Task requirements
Return, from the listing that follows, each line containing the word "heart".

※ ※ ※

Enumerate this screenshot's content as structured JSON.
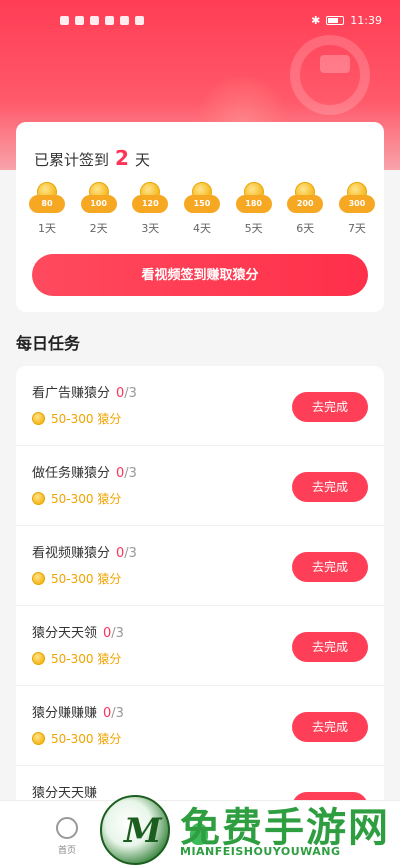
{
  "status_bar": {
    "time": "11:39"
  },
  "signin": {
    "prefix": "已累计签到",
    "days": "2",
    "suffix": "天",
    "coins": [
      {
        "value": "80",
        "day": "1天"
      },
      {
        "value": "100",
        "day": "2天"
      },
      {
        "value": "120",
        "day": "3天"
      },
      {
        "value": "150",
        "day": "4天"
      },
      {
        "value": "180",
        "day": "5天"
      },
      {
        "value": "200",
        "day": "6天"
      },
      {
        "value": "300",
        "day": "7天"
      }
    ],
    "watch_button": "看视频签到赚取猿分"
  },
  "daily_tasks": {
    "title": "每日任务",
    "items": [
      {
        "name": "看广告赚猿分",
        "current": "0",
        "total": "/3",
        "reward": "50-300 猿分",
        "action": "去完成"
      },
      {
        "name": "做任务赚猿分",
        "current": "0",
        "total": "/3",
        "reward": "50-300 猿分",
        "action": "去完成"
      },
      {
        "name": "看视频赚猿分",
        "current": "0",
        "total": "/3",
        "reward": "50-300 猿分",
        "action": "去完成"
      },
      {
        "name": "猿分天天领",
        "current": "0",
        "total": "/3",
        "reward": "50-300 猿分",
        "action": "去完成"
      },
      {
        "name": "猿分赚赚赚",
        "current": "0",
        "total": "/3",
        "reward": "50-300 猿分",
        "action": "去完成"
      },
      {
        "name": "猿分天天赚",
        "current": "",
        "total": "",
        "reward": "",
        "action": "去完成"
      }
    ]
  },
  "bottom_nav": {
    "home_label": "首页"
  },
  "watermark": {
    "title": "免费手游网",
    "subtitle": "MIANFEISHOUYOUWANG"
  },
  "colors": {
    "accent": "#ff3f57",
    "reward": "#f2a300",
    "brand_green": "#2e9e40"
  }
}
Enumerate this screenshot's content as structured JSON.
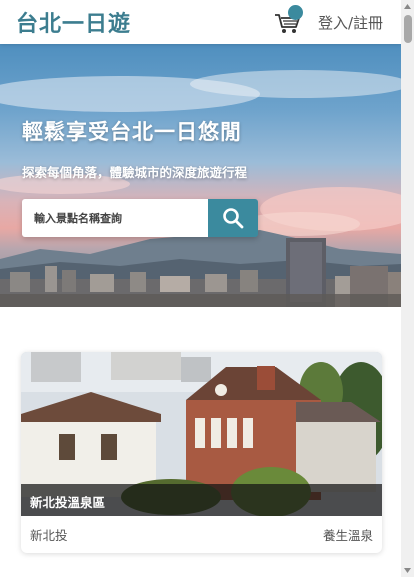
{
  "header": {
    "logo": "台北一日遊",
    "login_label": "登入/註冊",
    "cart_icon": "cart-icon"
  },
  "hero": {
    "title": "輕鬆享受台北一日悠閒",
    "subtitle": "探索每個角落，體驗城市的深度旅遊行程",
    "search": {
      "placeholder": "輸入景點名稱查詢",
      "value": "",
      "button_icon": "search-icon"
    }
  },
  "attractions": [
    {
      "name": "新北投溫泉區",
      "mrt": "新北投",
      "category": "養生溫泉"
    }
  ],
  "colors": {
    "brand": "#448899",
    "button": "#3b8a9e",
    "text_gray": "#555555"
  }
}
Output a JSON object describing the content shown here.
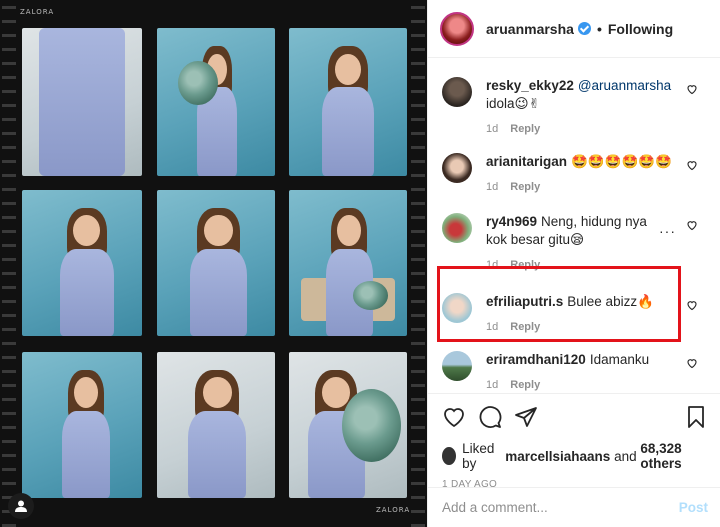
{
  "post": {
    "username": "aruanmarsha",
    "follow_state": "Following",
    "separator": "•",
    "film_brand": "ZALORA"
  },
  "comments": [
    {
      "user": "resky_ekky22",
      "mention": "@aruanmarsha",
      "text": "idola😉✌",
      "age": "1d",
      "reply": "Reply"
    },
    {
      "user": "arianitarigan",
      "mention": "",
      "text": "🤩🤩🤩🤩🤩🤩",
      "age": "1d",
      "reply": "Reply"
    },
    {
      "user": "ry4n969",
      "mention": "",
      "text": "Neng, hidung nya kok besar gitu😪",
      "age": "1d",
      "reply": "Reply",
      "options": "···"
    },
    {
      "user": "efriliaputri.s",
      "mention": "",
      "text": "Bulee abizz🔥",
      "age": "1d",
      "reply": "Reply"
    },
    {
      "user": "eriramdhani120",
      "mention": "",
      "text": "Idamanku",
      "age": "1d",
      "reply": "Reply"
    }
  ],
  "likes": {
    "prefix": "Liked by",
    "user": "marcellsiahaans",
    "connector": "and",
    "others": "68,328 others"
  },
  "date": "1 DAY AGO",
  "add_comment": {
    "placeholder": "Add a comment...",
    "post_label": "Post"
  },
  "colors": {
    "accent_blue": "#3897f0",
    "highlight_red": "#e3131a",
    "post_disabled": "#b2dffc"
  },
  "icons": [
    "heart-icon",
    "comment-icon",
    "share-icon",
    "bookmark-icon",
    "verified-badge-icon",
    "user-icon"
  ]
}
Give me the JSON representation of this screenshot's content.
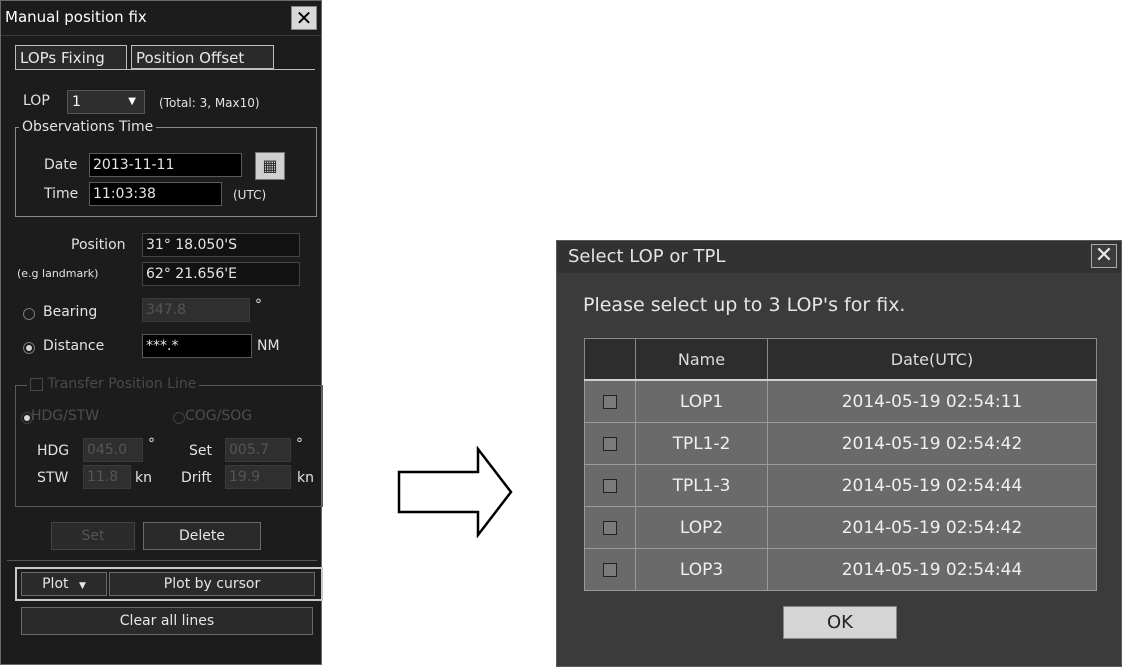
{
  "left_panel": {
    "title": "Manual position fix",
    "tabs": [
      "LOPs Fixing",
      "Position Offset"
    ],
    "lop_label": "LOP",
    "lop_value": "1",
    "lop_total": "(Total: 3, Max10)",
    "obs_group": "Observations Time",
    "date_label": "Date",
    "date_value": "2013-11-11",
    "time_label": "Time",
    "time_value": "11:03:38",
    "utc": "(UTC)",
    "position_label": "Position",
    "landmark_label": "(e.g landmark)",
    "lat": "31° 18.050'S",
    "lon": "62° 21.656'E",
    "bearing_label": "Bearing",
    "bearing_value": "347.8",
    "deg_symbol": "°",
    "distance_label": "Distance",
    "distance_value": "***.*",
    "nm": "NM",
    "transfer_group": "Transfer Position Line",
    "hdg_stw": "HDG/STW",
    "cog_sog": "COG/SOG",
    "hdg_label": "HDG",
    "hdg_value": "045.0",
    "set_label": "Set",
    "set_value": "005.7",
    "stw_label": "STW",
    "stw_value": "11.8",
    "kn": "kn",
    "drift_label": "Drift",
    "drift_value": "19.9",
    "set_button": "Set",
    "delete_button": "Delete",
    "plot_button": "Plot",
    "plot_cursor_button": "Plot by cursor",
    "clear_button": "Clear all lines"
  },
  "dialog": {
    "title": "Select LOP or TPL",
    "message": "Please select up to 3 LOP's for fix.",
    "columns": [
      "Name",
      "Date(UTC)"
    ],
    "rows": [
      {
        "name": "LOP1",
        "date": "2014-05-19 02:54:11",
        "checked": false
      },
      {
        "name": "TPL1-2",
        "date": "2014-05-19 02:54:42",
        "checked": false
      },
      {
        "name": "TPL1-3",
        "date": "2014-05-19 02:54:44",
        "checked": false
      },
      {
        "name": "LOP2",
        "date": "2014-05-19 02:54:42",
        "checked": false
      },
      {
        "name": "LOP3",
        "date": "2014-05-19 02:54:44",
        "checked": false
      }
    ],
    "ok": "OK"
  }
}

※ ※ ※

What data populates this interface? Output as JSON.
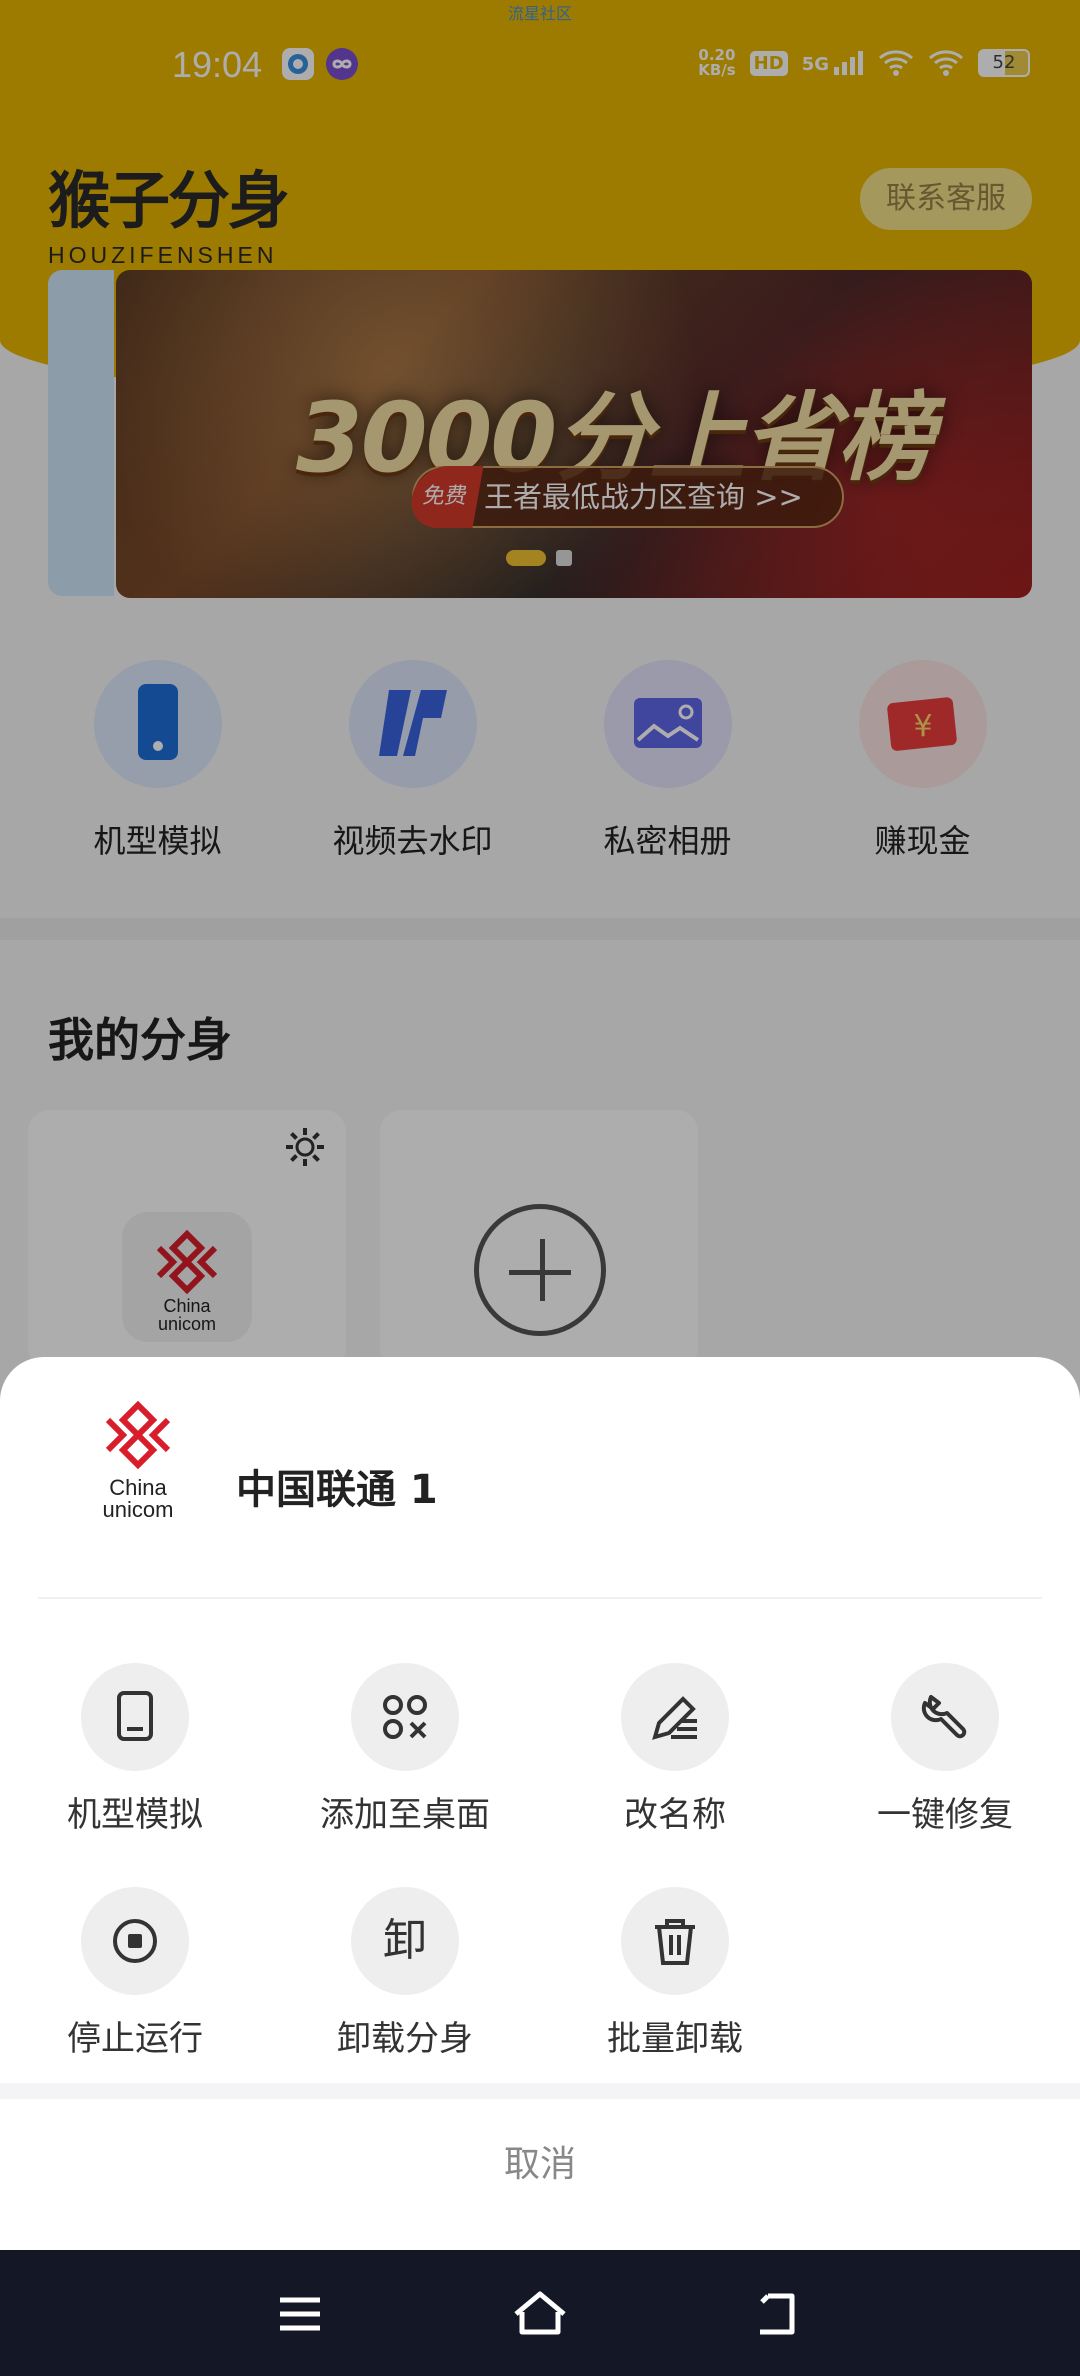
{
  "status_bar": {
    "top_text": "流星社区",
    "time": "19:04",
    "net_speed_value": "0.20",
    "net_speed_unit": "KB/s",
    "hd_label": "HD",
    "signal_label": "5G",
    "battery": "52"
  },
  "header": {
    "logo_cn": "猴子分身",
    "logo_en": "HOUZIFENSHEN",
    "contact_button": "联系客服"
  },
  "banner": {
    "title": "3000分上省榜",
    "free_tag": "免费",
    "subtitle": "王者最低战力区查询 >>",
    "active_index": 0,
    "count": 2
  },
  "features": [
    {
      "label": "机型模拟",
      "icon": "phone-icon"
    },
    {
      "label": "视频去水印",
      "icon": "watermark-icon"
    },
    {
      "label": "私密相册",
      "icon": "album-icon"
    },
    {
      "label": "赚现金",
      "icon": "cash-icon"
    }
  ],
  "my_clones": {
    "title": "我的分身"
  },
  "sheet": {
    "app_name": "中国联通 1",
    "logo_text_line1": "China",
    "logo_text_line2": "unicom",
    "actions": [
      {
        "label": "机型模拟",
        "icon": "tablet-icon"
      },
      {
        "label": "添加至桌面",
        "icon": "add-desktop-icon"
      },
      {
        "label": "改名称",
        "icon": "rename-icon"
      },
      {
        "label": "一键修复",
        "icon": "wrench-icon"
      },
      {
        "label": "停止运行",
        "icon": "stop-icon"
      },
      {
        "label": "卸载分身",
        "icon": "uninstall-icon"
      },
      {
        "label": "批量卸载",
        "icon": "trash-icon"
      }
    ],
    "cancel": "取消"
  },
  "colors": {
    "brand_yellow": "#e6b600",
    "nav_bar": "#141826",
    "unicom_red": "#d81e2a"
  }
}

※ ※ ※

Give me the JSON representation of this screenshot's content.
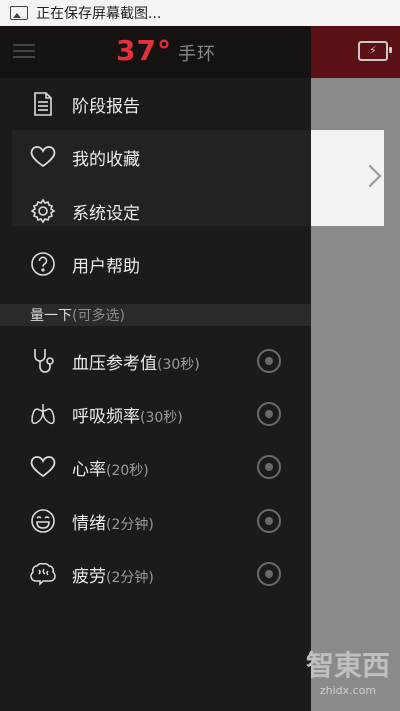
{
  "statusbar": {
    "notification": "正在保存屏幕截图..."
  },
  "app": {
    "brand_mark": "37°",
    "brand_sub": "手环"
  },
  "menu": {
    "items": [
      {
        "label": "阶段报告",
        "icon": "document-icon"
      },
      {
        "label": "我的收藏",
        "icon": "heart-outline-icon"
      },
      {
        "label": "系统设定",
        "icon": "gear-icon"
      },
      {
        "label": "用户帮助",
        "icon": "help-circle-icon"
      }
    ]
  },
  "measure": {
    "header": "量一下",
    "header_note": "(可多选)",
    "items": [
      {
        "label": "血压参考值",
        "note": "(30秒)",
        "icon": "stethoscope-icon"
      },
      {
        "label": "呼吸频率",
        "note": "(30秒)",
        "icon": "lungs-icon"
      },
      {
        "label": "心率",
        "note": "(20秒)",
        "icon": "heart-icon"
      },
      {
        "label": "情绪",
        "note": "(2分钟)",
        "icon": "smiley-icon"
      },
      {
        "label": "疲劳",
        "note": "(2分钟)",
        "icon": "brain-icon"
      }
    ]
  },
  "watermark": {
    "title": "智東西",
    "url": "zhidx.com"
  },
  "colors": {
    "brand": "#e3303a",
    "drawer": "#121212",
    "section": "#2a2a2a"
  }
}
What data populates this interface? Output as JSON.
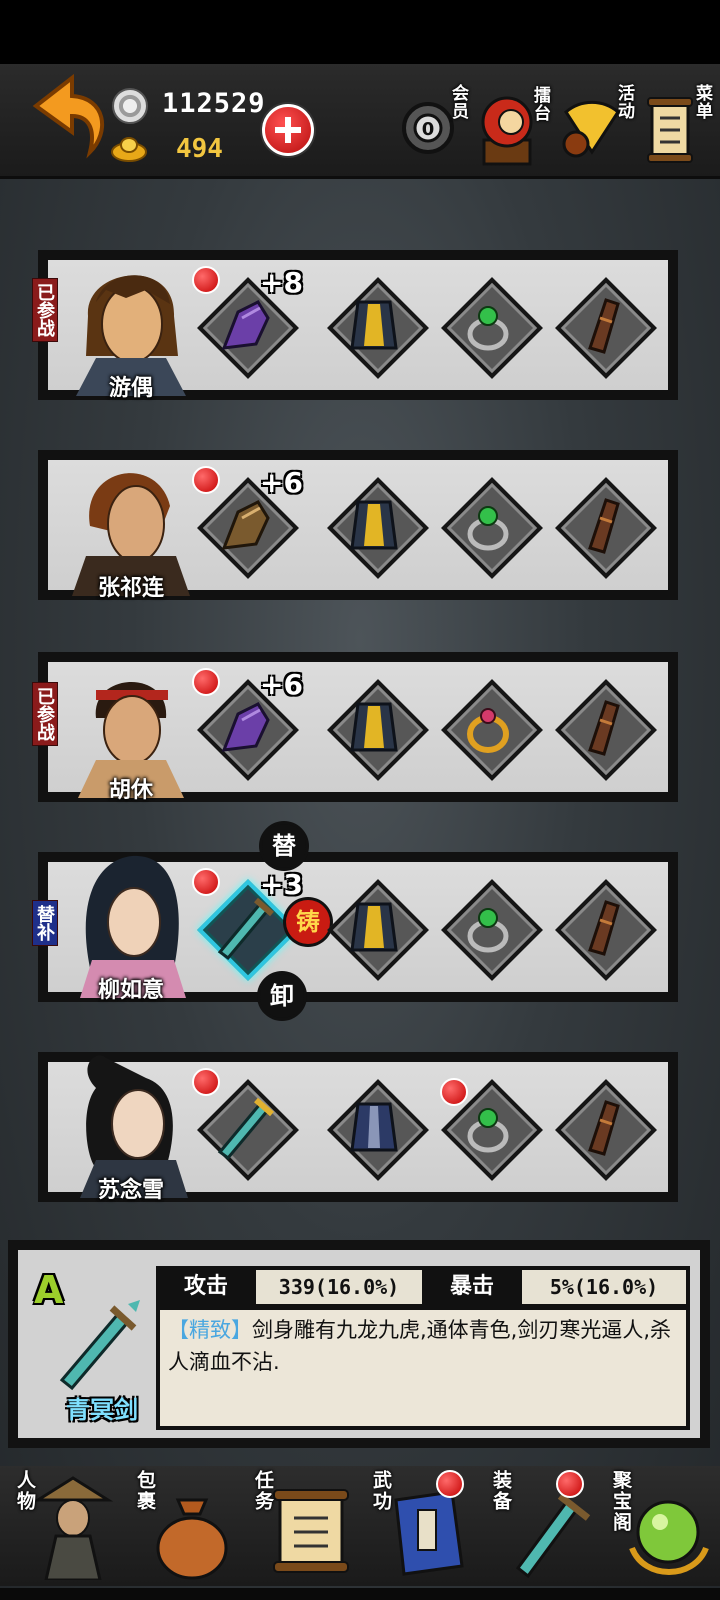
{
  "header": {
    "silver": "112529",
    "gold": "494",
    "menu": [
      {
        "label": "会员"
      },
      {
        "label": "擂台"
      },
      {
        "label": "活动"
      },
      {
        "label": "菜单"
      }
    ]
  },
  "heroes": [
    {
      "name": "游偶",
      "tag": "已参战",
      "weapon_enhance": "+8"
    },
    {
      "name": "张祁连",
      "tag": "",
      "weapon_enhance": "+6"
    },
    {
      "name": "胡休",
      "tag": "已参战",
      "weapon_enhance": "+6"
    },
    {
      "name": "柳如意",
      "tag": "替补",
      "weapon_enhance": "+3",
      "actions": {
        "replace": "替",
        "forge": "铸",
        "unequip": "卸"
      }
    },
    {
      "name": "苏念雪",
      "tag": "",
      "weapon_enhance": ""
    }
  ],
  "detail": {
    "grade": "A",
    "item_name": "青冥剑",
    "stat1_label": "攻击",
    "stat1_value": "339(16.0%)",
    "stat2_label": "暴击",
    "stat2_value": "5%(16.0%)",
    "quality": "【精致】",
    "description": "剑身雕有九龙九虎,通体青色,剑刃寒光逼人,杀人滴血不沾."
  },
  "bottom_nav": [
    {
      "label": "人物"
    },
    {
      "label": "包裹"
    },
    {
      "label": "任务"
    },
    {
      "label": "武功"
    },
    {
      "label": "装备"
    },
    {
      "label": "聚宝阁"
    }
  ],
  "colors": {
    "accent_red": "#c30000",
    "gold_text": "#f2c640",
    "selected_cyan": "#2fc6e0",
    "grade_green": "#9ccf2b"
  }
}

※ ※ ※

Written response
    "heart-icon",
        "icon": "heart-outline-icon"
        "icon": "heart-icon"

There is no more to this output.